[Record extracts Boundary: Start]

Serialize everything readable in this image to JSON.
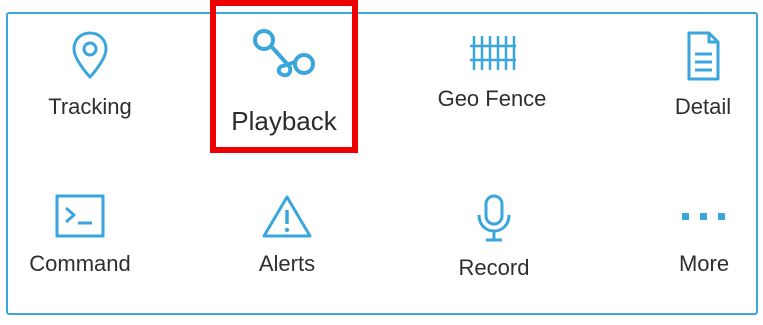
{
  "colors": {
    "accent": "#3aa6dd",
    "highlight": "#ee0000",
    "text": "#2f2f2f"
  },
  "menu": {
    "items": [
      {
        "label": "Tracking",
        "icon": "location-pin-icon"
      },
      {
        "label": "Playback",
        "icon": "route-playback-icon"
      },
      {
        "label": "Geo Fence",
        "icon": "fence-icon"
      },
      {
        "label": "Detail",
        "icon": "document-icon"
      },
      {
        "label": "Command",
        "icon": "terminal-icon"
      },
      {
        "label": "Alerts",
        "icon": "warning-icon"
      },
      {
        "label": "Record",
        "icon": "microphone-icon"
      },
      {
        "label": "More",
        "icon": "more-dots-icon"
      }
    ]
  }
}
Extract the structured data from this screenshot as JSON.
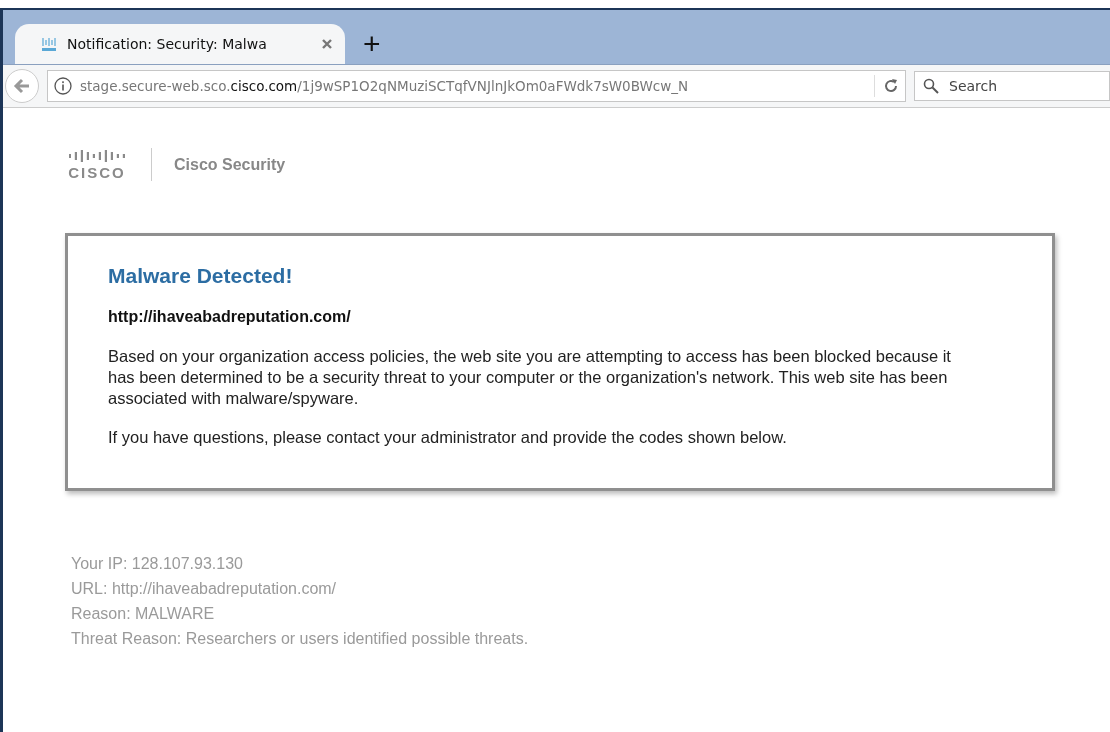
{
  "browser": {
    "tab": {
      "title": "Notification: Security: Malwa",
      "selected": true
    },
    "new_tab": "+",
    "address": "stage.secure-web.sco.**cisco.com**/1j9wSP1O2qNMuziSCTqfVNJlnJkOm0aFWdk7sW0BWcw_N",
    "search": {
      "placeholder": "Search"
    }
  },
  "header": {
    "logo_text": "CISCO",
    "product": "Cisco Security"
  },
  "alert": {
    "title": "Malware Detected!",
    "url": "http://ihaveabadreputation.com/",
    "paragraphs": [
      "Based on your organization access policies, the web site you are attempting to access has been blocked because it has been determined to be a security threat to your computer or the organization's network. This web site has been associated with malware/spyware.",
      "If you have questions, please contact your administrator and provide the codes shown below."
    ]
  },
  "details": [
    "Your IP: 128.107.93.130",
    "URL: http://ihaveabadreputation.com/",
    "Reason: MALWARE",
    "Threat Reason: Researchers or users identified possible threats."
  ]
}
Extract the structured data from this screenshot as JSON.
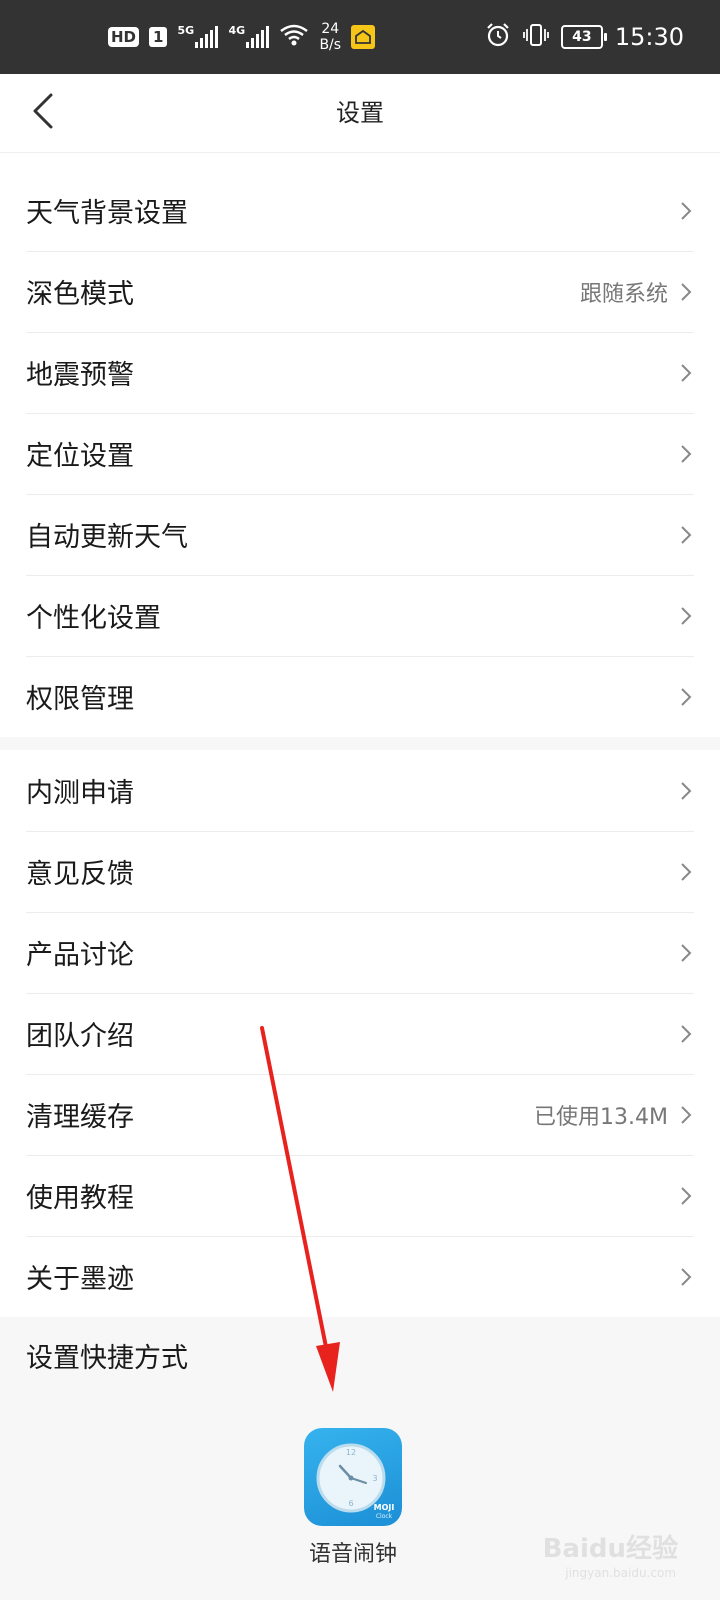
{
  "status_bar": {
    "hd": "HD",
    "sim": "1",
    "signal1_gen": "5G",
    "signal2_gen": "4G",
    "speed_value": "24",
    "speed_unit": "B/s",
    "battery": "43",
    "time": "15:30"
  },
  "header": {
    "title": "设置"
  },
  "group1": [
    {
      "label": "天气背景设置",
      "value": ""
    },
    {
      "label": "深色模式",
      "value": "跟随系统"
    },
    {
      "label": "地震预警",
      "value": ""
    },
    {
      "label": "定位设置",
      "value": ""
    },
    {
      "label": "自动更新天气",
      "value": ""
    },
    {
      "label": "个性化设置",
      "value": ""
    },
    {
      "label": "权限管理",
      "value": ""
    }
  ],
  "group2": [
    {
      "label": "内测申请",
      "value": ""
    },
    {
      "label": "意见反馈",
      "value": ""
    },
    {
      "label": "产品讨论",
      "value": ""
    },
    {
      "label": "团队介绍",
      "value": ""
    },
    {
      "label": "清理缓存",
      "value": "已使用13.4M"
    },
    {
      "label": "使用教程",
      "value": ""
    },
    {
      "label": "关于墨迹",
      "value": ""
    }
  ],
  "shortcut": {
    "title": "设置快捷方式",
    "app_label": "语音闹钟",
    "app_brand": "MOJI",
    "app_brand_sub": "Clock"
  },
  "watermark": {
    "main": "Baidu经验",
    "sub": "jingyan.baidu.com"
  },
  "colors": {
    "status_bar_bg": "#333333",
    "annotation_arrow": "#e8231e",
    "app_icon": "#1c8fd6"
  }
}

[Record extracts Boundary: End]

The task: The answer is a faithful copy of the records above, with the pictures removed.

Exercise output:
Serialize everything readable in this image to JSON.
{
  "colors": {
    "accent": "#3aa6dd",
    "highlight": "#ee0000",
    "text": "#2f2f2f"
  },
  "menu": {
    "items": [
      {
        "label": "Tracking",
        "icon": "location-pin-icon"
      },
      {
        "label": "Playback",
        "icon": "route-playback-icon"
      },
      {
        "label": "Geo Fence",
        "icon": "fence-icon"
      },
      {
        "label": "Detail",
        "icon": "document-icon"
      },
      {
        "label": "Command",
        "icon": "terminal-icon"
      },
      {
        "label": "Alerts",
        "icon": "warning-icon"
      },
      {
        "label": "Record",
        "icon": "microphone-icon"
      },
      {
        "label": "More",
        "icon": "more-dots-icon"
      }
    ]
  }
}
Extract the structured data from this screenshot as JSON.
{
  "browser": {
    "tab": {
      "title": "Notification: Security: Malwa",
      "selected": true
    },
    "new_tab": "+",
    "address": "stage.secure-web.sco.**cisco.com**/1j9wSP1O2qNMuziSCTqfVNJlnJkOm0aFWdk7sW0BWcw_N",
    "search": {
      "placeholder": "Search"
    }
  },
  "header": {
    "logo_text": "CISCO",
    "product": "Cisco Security"
  },
  "alert": {
    "title": "Malware Detected!",
    "url": "http://ihaveabadreputation.com/",
    "paragraphs": [
      "Based on your organization access policies, the web site you are attempting to access has been blocked because it has been determined to be a security threat to your computer or the organization's network. This web site has been associated with malware/spyware.",
      "If you have questions, please contact your administrator and provide the codes shown below."
    ]
  },
  "details": [
    "Your IP: 128.107.93.130",
    "URL: http://ihaveabadreputation.com/",
    "Reason: MALWARE",
    "Threat Reason: Researchers or users identified possible threats."
  ]
}
Extract the structured data from this screenshot as JSON.
{
  "status_bar": {
    "hd": "HD",
    "sim": "1",
    "signal1_gen": "5G",
    "signal2_gen": "4G",
    "speed_value": "24",
    "speed_unit": "B/s",
    "battery": "43",
    "time": "15:30"
  },
  "header": {
    "title": "设置"
  },
  "group1": [
    {
      "label": "天气背景设置",
      "value": ""
    },
    {
      "label": "深色模式",
      "value": "跟随系统"
    },
    {
      "label": "地震预警",
      "value": ""
    },
    {
      "label": "定位设置",
      "value": ""
    },
    {
      "label": "自动更新天气",
      "value": ""
    },
    {
      "label": "个性化设置",
      "value": ""
    },
    {
      "label": "权限管理",
      "value": ""
    }
  ],
  "group2": [
    {
      "label": "内测申请",
      "value": ""
    },
    {
      "label": "意见反馈",
      "value": ""
    },
    {
      "label": "产品讨论",
      "value": ""
    },
    {
      "label": "团队介绍",
      "value": ""
    },
    {
      "label": "清理缓存",
      "value": "已使用13.4M"
    },
    {
      "label": "使用教程",
      "value": ""
    },
    {
      "label": "关于墨迹",
      "value": ""
    }
  ],
  "shortcut": {
    "title": "设置快捷方式",
    "app_label": "语音闹钟",
    "app_brand": "MOJI",
    "app_brand_sub": "Clock"
  },
  "watermark": {
    "main": "Baidu经验",
    "sub": "jingyan.baidu.com"
  },
  "colors": {
    "status_bar_bg": "#333333",
    "annotation_arrow": "#e8231e",
    "app_icon": "#1c8fd6"
  }
}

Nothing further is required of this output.